A coroner has accused the NHS of duping the public by referring to unqualified call handlers as ‘health advisers’ after blaming them for the death of a teenager.
Hannah Royle’s father rang the 111 hotline when she began vomiting and answered a list of questions but was merely told a medic would call back within 12 hours.
However, the 16-year-old’s condition worsened and her mother Anne rang again three hours later saying she was suffering severe stomach pain.
Anne Royle, 53, pictured with her late daughter, Hannah Royle, 16, who suddenly died after a twisted intestine led to catastrophic brain damage
However, instead of dispatching an ambulance, the adviser told Mrs Royle, 53, to take her daughter to A&E herself.
But Hannah stopped breathing in the car and her mother desperately carried out mouth-to-mouth resuscitation as her father Jeff, 56, raced to East Surrey Hospital in Redhill.
Tragically, the teenager had suffered catastrophic brain damage.
Tests revealed she had a twisted intestine and while surgery was successful she never woke up, dying just over a week later in June last year.
Now coroner Karen Henderson has issued a hard-hitting report, saying Hannah should have been taken to hospital after the first call, in which case she would have survived.
She warned that renaming NHS 111 call handlers as ‘health advisers’ was ‘misleading as it implies professionalism which is untrue given their underlying skills’.
This meant those calling 111 for help are ‘ill-informed’ with a ‘real risk they are being misled’ over its ‘role and capability’, she added.
Hannah is the latest of more than 20 deaths linked to the hotline since 2016 when it replaced the nurse-led NHS Direct.
Speaking at West Sussex Coroner’s Court, coroner Karen Henderson issued a hard-hitting report that says Hannah should have been taken to hospital after the first call
‘Yesterday her grieving parents warned the problems afflicting NHS 111 would cost more lives and slammed it as ‘completely unfit for purpose’.
They are now taking legal action. Hannah, of Horsham, West Sussex, enjoyed a full and active life despite a severe learning disability which left her unable to speak.

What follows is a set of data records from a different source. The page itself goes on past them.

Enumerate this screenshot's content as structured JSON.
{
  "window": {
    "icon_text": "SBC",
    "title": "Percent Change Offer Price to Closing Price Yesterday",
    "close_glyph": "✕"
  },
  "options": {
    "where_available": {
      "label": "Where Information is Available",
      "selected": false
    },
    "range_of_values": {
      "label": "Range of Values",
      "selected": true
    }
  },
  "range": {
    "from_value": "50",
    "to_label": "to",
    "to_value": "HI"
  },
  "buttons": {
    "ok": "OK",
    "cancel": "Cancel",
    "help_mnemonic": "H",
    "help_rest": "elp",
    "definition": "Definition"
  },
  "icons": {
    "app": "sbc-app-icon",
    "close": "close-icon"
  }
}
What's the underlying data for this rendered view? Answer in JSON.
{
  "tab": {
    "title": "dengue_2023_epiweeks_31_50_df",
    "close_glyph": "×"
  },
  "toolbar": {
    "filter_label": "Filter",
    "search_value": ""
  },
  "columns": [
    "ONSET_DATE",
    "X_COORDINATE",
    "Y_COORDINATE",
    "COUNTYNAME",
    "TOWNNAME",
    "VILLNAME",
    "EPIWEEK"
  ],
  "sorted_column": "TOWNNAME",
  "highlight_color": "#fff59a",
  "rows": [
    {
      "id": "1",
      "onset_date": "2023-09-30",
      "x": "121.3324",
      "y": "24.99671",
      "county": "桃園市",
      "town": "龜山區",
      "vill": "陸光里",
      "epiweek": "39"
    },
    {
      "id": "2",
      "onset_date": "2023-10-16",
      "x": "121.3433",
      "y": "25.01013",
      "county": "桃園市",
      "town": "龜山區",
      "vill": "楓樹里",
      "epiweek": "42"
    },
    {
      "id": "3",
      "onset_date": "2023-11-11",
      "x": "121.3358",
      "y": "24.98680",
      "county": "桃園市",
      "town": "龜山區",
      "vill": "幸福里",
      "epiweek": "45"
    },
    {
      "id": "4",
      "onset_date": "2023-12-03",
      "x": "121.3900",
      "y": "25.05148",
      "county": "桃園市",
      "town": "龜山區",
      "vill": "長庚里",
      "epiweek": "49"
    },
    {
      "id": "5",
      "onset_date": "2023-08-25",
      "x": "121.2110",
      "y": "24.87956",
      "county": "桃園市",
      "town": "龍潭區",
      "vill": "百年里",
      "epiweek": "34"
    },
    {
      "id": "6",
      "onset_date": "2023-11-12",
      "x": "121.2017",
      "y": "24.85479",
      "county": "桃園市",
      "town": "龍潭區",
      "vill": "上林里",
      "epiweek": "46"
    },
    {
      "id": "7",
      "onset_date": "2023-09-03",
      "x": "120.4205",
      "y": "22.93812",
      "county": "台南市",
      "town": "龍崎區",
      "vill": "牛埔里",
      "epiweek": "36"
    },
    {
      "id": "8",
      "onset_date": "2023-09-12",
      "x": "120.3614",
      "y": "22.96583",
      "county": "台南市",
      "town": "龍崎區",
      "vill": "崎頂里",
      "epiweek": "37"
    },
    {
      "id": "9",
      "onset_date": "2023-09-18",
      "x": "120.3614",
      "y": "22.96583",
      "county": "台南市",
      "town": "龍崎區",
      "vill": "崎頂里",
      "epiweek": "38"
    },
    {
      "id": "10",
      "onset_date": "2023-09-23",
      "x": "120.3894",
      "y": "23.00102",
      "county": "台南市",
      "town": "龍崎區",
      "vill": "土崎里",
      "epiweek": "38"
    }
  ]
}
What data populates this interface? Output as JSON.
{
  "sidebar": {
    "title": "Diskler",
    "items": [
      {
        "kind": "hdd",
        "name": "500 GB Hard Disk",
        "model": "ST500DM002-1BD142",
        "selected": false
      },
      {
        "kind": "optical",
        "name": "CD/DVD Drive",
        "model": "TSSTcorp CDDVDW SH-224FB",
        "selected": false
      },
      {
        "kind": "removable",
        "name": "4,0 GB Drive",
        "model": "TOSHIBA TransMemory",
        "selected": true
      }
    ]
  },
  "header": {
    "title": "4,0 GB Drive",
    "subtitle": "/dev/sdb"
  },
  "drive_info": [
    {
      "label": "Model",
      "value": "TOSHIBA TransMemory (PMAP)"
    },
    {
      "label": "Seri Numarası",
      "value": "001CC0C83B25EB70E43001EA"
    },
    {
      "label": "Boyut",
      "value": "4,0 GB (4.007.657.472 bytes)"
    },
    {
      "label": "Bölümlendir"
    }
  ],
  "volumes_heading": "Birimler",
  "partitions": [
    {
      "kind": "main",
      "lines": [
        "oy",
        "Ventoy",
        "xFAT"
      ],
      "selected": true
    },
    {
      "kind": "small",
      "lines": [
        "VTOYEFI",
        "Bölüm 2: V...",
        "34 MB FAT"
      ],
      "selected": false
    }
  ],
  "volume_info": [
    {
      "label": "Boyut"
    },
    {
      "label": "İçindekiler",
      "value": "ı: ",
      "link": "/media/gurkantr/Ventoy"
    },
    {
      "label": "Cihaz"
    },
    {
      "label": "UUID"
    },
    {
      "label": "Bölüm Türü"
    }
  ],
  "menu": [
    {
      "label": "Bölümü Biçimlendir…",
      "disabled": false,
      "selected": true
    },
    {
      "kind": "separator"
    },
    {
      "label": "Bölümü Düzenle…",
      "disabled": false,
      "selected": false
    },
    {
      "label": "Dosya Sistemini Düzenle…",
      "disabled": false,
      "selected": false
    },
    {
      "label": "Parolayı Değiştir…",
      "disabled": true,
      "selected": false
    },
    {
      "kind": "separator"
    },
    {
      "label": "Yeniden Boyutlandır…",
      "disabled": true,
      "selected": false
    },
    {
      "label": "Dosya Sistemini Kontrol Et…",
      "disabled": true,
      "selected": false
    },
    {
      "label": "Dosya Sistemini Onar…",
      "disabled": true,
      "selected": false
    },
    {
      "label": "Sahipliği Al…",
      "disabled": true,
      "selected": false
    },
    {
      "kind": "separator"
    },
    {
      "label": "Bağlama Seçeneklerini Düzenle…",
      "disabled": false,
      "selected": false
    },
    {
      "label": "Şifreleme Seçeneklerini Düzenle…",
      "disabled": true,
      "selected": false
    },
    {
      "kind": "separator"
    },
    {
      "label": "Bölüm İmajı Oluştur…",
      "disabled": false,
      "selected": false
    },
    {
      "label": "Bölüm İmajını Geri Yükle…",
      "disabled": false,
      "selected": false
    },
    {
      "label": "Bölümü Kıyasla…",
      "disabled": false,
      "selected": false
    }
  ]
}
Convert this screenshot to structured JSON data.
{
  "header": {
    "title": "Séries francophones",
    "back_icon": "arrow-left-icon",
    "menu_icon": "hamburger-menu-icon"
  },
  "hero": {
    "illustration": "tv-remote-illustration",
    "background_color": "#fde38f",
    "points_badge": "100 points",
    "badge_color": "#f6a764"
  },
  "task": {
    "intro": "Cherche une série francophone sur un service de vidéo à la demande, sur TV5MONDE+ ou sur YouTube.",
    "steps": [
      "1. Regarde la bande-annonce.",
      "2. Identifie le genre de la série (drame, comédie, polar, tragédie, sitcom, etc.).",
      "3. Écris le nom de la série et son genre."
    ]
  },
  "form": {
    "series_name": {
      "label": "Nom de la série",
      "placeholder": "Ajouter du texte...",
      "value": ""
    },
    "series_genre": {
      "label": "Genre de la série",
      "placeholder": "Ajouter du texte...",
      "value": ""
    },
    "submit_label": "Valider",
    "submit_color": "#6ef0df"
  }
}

The West Sussex assistant coroner said that Hannah’s condition – gastric volvulus – could not have been diagnosed over the phone.
But her father’s ‘articulate’ call meant ‘it should have been recognised Hannah was acutely unwell and needed urgent care’.
In July, the coroner concluded Hannah died of natural causes contributed to by neglect.
Now she has written a ‘prevention of future deaths’ report spelling out how the teenager was failed.
A copy has been sent to NHS England’s chief executive Amanda Pritchard.
Last night a spokesman for the NHS said it was ‘in the process of answering the coroner’s report’.